## Your instructions:
Please show all lines of the records that include "screenshot".

:: Given entries

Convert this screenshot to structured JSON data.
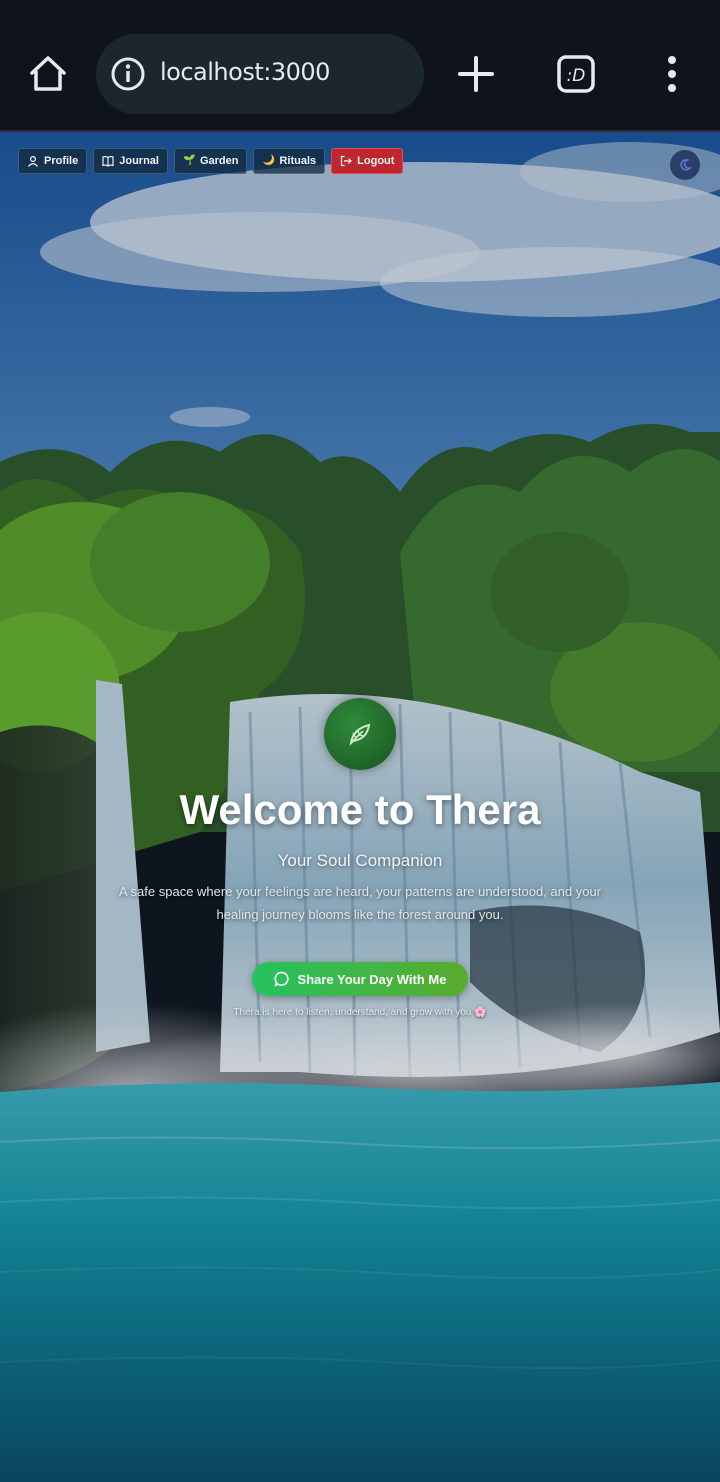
{
  "browser": {
    "url": "localhost:3000",
    "icons": [
      "home-icon",
      "info-icon",
      "new-tab-icon",
      "tab-switcher-icon",
      "more-menu-icon"
    ]
  },
  "nav": {
    "profile": "Profile",
    "journal": "Journal",
    "garden": "Garden",
    "rituals": "Rituals",
    "logout": "Logout"
  },
  "hero": {
    "title": "Welcome to Thera",
    "subtitle": "Your Soul Companion",
    "description": "A safe space where your feelings are heard, your patterns are understood, and your healing journey blooms like the forest around you.",
    "cta": "Share Your Day With Me",
    "tagline": "Thera is here to listen, understand, and grow with you 🌸"
  },
  "colors": {
    "logout": "#c0262d",
    "cta_start": "#25c260",
    "cta_end": "#5aab2d",
    "chrome_bg": "#0f141c"
  }
}
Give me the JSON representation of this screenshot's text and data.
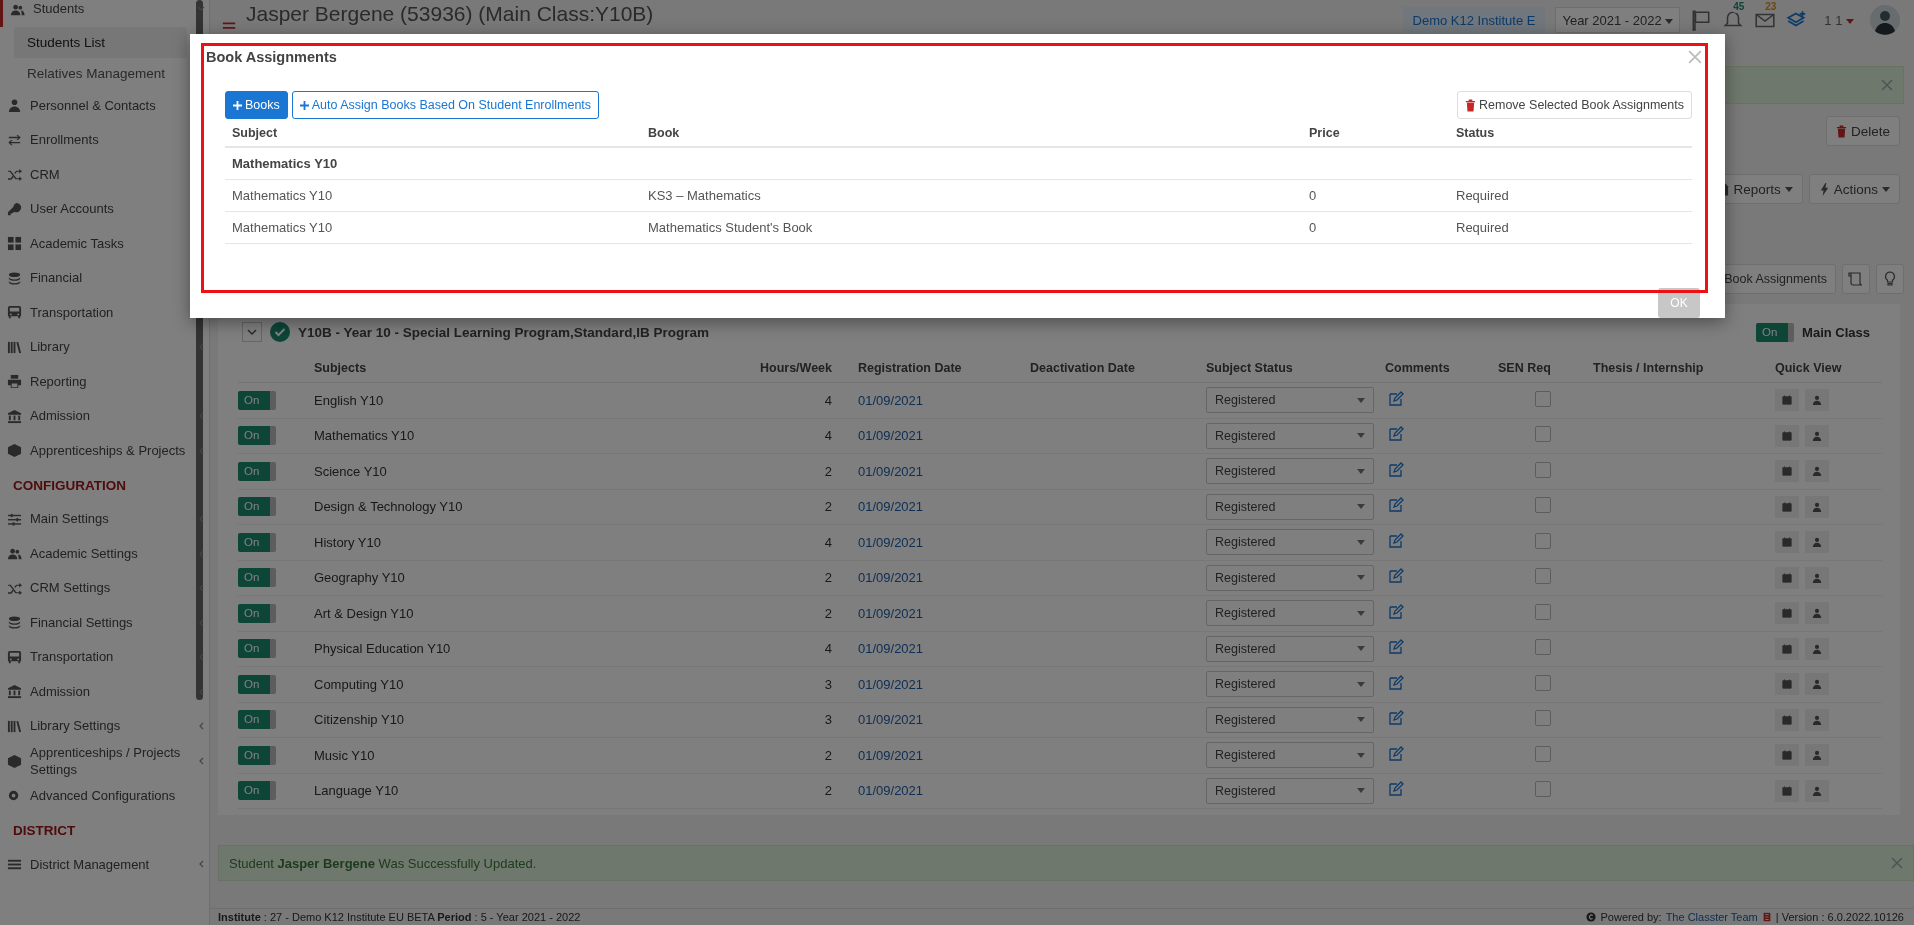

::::

## Exercise result:
Convert this screenshot to structured JSON data.
Give me the JSON representation of this screenshot's text and data.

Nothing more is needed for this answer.